What are the five stages of retirement?

The phase before you retire really involves imagining your new life and planning it. This stage can last 5 to 15 years or more before your actual retirement date. Many people are facing retirement, like a runner on the soccer field dodging or going through one defender after another until they reach the end zone. It's hard for many workers to seriously think about what their lives will be like in 20 or 30 years when they're trying to keep their mortgage payments, get their children to go to college, and in the meantime, have some fun.

They want to get to the end zone, but other problems will be addressed much sooner if they don't take immediate action. You might want to read my article, How to Mentally Prepare for Retirement, a helpful guide with 21 science-based tips. This period is incredible, and you feel great. But it can also be a little scary at the same time.

Basically, you're starting a new way of life with an open agenda. This transition period just after the actual retirement date is known as the honeymoon stage because the feeling of happiness is at an all-time high. They really feel like newlyweds, hence the name honeymoon stage. The honeymoon phase can also be very busy, with a leisure space, (old) friends and family you want to meet and many other opportunities that come your way.

It can be difficult to structure your days. When you were still working, structuring your days was much easier. You probably had a strict schedule and knew weeks in advance the things you had planned. In retirement, this may be different.

Depression is a common struggle for retirees, and if you're having trouble feeling and feeling depressed during retirement, it might help to read my article 15 Tips on How to Deal with Depression in Retirement. Or when you're just looking for ideas about unique things to do, a must-read is my “What to do when you retire? 65 ideas. During this stage, people are becoming increasingly excited about their upcoming retirement. When retirement approaches, on average, two to five years before the actual retirement date, people tend to get even more excited.

However, sometimes too, a bit of concern can arise. When I talk about The Honeymoon Stage, I'm referring to the first real stage as a retiree. The period when everything is fresh, new and exciting. Sometimes people refer to this stage as the release stage.

You are “free from work”. The phase of disenchantment is naturally followed by the phase of reorientation, which is probably one of the most important stages of retirement life. During the reorientation phase, you can find a new purpose in life. This stage can take up to a couple of years and help you live your retirement life to the fullest.

The questions (and the answers you found) that were asked during the previous stage are becoming very useful during this process. The reorientation phase for most people is about two years, but it can last even longer. It all depends on what you want to do in your retirement life and how quickly you find your purpose as a retiree. Sometimes, without even realizing it, you reach the next stage of retirement.

The fifth stage of retirement is commonly referred to as the stability stage. During this stage, he has found his purpose and has been fully accepted as a retiree. These are important factors that help you live a satisfying retirement life and enjoy a successful retirement.
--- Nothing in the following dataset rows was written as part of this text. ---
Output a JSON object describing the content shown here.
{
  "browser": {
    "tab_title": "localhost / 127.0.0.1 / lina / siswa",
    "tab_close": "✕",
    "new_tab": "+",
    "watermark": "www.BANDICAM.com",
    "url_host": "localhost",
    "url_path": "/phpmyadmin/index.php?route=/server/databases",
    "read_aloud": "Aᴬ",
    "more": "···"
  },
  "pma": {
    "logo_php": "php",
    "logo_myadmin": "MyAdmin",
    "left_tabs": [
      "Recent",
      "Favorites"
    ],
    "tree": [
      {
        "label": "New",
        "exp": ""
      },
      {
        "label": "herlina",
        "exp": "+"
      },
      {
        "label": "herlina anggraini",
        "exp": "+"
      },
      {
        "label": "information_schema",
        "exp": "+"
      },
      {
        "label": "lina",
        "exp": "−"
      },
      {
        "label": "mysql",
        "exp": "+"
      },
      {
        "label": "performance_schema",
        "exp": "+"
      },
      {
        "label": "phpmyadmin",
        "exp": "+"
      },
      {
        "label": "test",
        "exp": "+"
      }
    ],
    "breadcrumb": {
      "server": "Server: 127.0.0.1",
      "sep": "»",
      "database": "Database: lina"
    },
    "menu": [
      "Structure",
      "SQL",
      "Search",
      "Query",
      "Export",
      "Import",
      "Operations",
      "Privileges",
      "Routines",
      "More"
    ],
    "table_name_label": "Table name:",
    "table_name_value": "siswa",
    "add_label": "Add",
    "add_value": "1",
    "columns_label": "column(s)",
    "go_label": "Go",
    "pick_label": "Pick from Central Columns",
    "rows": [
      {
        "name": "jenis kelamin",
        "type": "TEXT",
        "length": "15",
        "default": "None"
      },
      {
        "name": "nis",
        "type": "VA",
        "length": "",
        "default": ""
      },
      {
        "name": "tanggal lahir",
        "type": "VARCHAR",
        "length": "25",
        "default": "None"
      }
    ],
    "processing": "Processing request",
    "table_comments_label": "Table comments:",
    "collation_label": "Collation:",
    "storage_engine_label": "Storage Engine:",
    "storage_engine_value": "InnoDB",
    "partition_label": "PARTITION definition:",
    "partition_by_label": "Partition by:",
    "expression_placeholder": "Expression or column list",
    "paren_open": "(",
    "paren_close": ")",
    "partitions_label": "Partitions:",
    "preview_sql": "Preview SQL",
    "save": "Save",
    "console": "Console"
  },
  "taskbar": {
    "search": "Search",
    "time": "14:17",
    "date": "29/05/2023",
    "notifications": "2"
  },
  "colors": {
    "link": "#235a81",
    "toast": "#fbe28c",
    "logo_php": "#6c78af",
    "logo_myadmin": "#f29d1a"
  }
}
Sometimes people also refer to this stage as the reconciliation stage.

A different and perhaps more formal name for this important and, hopefully, longer stage of retirement. What if I can help you live a happier, healthier retirement life? In just 5 steps. I've written more than 200 articles about retirement in the last three years. And he conducted extensive research to help people prepare for and enjoy their retirement in the best possible way.

Pre-retirement planning is often considered a financial activity, but recent research suggests that it may be just as (if not more) important to focus on your emotional and social needs. The study found that people who took the time to plan for retirement were more likely to report higher levels of well-being after retiring. The most difficult stage of retirement is reorientation. Many retirees will make a list of things they want to do, such as fixing things around the house, working on their tennis game, and traveling.

But it's not a 30-year list, says Veto. They go through their list much faster than they thought and say, “What now?” When they still have another 25 years of retirement. According to the study, people in the reconciliation stage report lower levels of depression and worry. However, they are also more likely to admit their sadness when they begin to face the end of their lives.

Around 65% say they are living their dream when they retire, and 75% say they are enjoying retirement a lot. When you search for information about the different stages of retirement, you'll probably notice that individuals and organizations sometimes use different words to describe the five stages or phases of retirement. The first stage of retirement begins long before people reach their retirement day and ranges from 15 to six years earlier. Reorientation, often considered the most difficult stage, occurs after retirees quickly review their retirement to-do list, feel a loss of purpose, and begin to evaluate their retirement experience.

It helps when you've already started thinking about the things you want to do during your retirement when you were still in the early stages of retirement. However, as retirement day approaches, people at this stage begin to focus their attention on their retirement goals and needs. . .